The political party Podemos supports legalising and regulating cannabis in Spain.[19][20][21] In 2021, the political party Más País introduced a motion to legalise the recreational use of cannabis in Spain. It was supported by Unidas Podemos, an electoral alliance of which Podemos is part of. However, the governing Spanish Socialist Workers' Party, often referred to under its abbreviated name, PSOE, voted against the motion.[22]


  1. ^ Hidalgo, Susana (01-03-2009). "El debate sobre el cannabis no espabila." Pú
  2. ^ a b Pérez-Lanzac C. (12 September 2008) El cannabis pelea por un espacio legal. El País.
  3. ^ "Así es la legislación sobre la marihuana en España" (in Spanish). El Español. 20 October 2020. Retrieved 12 July 2021.
  4. ^ "Inside Barcelona's private marijuana clubs pushing to legalize it". Retrieved 17 May 2017.
  5. ^ Kassam, Ashifa (4 August 2014). "Barcelona's booming cannabis clubs turn Spain into 'Holland of the South'". Retrieved 17 May 2017 – via The Guardian.
  6. ^ "El 'boom' de clubs de cannabis atrae el turismo del porro a Barcelona". La Vanguardia. January 19, 2014.
  7. ^ Mac. "Marihuana y su legalidad en España". La Marihuana. Retrieved 28 July 2015.
  8. ^ "España endurece las leyes sobre el cannabis en plena corriente mundial por la despenalización". El Huffington Post. Retrieved 28 July 2015.
  9. ^ Los Clubes Sociales de Cannabis en España: Una alternativa normalizadora en marcha, por Martín Barriuso Alonso, Serie reforma legislativa en materia de drogas no. 9, Enero de 2011
  10. ^ "Introduccio Informe < Cannabis < Web Fundació Institut Català de Farmacologia". 2 March 2005. Archived from the original on 2019-01-21. Retrieved 2011-04-20.
  11. ^ José, Rueda (5 July 2018). "¿Cuantas plantas de maría puedo tener legalmente en España?". I Wanna Grow.

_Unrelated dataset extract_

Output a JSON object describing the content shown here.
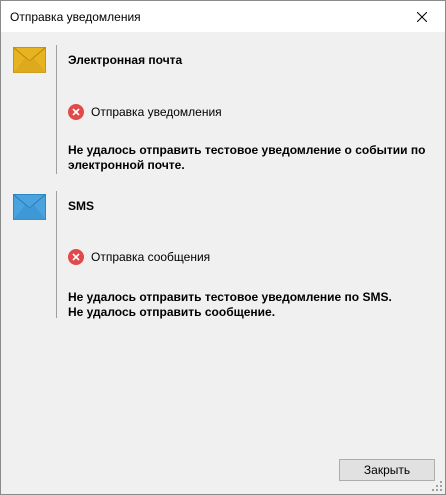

Retrieved 28 February 2018.
  12. ^ Javier González Granado. " - EL AUTOCULTIVO DE CANNABIS EN LA NUEVA LEY DE SEGURIDAD CIUDADANA". Archived from the original on 30 October 2019. Retrieved 25 February 2016.
  13. ^ "Is Cannabis Legal in Spain?". Archived from the original on 2018-12-26. Retrieved 2013-06-23.
  14. ^ "Somos Policías: Tenencia de drogas: ¿Consumo propio o tráfico ilícito?". Retrieved 2016-11-23.
  15. ^ Mac. "¿El auto cultivo de marihuana se despenaliza en España?". La Marihuana. Retrieved 25 February 2016.
  16. ^ Baynes, Chris (30 June 2017). "Catalonia legalises marijuana consumption, cultivation and distribution". The Independent. Retrieved 22 February 2020.
  17. ^ Burgen, Stephen (27 July 2021). "Barcelona cannabis clubs face closure in new legal setback". The Guardian. Retrieved 4 July 2023.
  18. ^ Morel, Sandrine (8 April 2022). "In Catalonia, the law struggles with private cannabis clubs". Le Monde. Retrieved 4 July 2023.
  19. ^ Balbontin, Pablo (14 July 2018). "Political parties in Spain call for legalisation of weed which 'will bring €1.2 billion' to the economy". The Olive Press. Retrieved 8 September 2022.
  20. ^ Smith, Charlie (19 October 2018). "GOING GREEN: Podemos leader Pablo Iglesias sparks controversial cannabis debate in Spain". The Olive Press. Retrieved 8 September 2022.
  21. ^ Garcia Valdivia, Ana (11 March 2019). "The Economic Implications Behind The Cannabis Legalization Debate". Forbes. Retrieved 8 September 2022.
  22. ^ "What's the law on cannabis in Spain?". The Local (Spain edition). 29 April 2022. Retrieved 8 September 2022.